|View of Santa Ana National Wildlife Refuge, Hidalgo Co., Texas|
I was barely off the jet when I headed to the Santa Ana National Wildlife Refuge. There I swore, cursed and grumbled nastily as I hiked into the refuge with hopes of seeing one or two juvenile Northern Jacanas. We hates the hiking... soon I was deep in the refuge, staring at reeds and sedges in a hopeful manner. Then a nice pair of Canadians, one lugging a spotting scope, arrived. On their faces, a look of complete boredom. We chatted, when one of the gentlemen, raised his arm and pointed and calmly stated: "There's one."
Sure enough, far off in shallow reeds I could see a long legged rail-ish sort of bird darting about.
|Youngster Northern Jacana|
The Northern Jacana is one of the species I assumed I wouldn't see in my lifetime, they are that rare north of the border. On the left is a photo (again, not mine) of an adult Northern Jacana. Note the wicked yellow spurs on the wing joints. The birds use the spurs in combat with each other, and give the species a Jurassic look.
There used to be about 40 of these birds in a refuge in Texas, but that population died out. Now it is a treat for a bird or two to wander over the border and grace the wetlands of Texas. Well worth coming down to the Big Star State for a peek.
Now, I did not come down to Texas specifically to see the next species I went after. The Red-crowned Parrots are always around the Valley, but as I never managed to see them before, so might as well make a go at them now. So with a little internet research, toward's day's end, I drove to an ordinary enough little suburban street in McAllen, Texas. I roamed up and down Dallas Street with eyes and ears focused. The Red-crowns are increasingly rare in its native Mexico, but happily, they thriving in South Texas. I think of the Texas population as a savings account species, meaning if their numbers go missing in Mexico from illegal pet trade snaring, there is a population in Texas so the species has a buffer against extinction.
As twilight approached, After 45 minutes I was convinced I wasn't going to find the parrots. After all, normally the noisy birds are found by spreading 'spotters' with communication devises around so when one finds the parrots, everyone can race to the spot. Here I was, all by my lonesome, trying to do the work of twenty birders on foot.
Suspicious squawks rang out.
I headed towards the sound, and faced a couple of suburban homes with tall trees canopied over their roofs - and there they were - LIFERS!
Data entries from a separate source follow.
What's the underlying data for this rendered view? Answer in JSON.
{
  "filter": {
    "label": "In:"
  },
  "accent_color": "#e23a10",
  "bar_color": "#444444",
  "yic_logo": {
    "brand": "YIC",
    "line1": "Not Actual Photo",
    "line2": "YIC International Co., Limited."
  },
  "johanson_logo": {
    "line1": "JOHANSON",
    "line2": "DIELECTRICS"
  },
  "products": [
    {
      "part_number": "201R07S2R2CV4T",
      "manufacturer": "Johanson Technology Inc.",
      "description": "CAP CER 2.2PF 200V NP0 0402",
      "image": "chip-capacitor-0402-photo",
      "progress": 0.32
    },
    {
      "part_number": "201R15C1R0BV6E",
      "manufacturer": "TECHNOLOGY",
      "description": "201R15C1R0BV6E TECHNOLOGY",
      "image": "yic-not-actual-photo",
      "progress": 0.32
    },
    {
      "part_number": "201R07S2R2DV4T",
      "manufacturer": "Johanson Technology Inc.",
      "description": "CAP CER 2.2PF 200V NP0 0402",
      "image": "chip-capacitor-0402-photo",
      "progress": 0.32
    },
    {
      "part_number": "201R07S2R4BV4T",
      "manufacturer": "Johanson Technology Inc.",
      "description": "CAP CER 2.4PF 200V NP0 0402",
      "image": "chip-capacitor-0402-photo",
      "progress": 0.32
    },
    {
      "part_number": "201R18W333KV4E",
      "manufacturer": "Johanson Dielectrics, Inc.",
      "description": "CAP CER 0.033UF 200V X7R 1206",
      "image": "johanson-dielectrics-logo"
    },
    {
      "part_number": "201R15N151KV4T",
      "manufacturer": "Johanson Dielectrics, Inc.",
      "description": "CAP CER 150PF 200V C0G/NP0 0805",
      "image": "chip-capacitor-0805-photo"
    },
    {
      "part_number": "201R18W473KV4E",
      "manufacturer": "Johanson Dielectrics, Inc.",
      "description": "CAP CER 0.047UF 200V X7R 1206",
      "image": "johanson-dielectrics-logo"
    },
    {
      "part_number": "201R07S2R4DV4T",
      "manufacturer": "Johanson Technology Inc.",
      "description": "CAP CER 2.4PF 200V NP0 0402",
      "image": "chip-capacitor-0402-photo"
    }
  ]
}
|Red-crowned Parrots Photo by Brian Plath|
Suddenly like a cannon shot, parrots SCREAMED, shooting out of the trees, hysterical flocks, frantically flying off . Nearly as startled as the birds, I watched as they disappeared, wondering, 'what the...? Most likely a predator scared them, but what?Owl? Raccoon? Cat? I'll never know. I waited around but the birds never returned, so I headed back to my motel. The score for this impromptu trip was two lifer species, and that's not too shabby a start.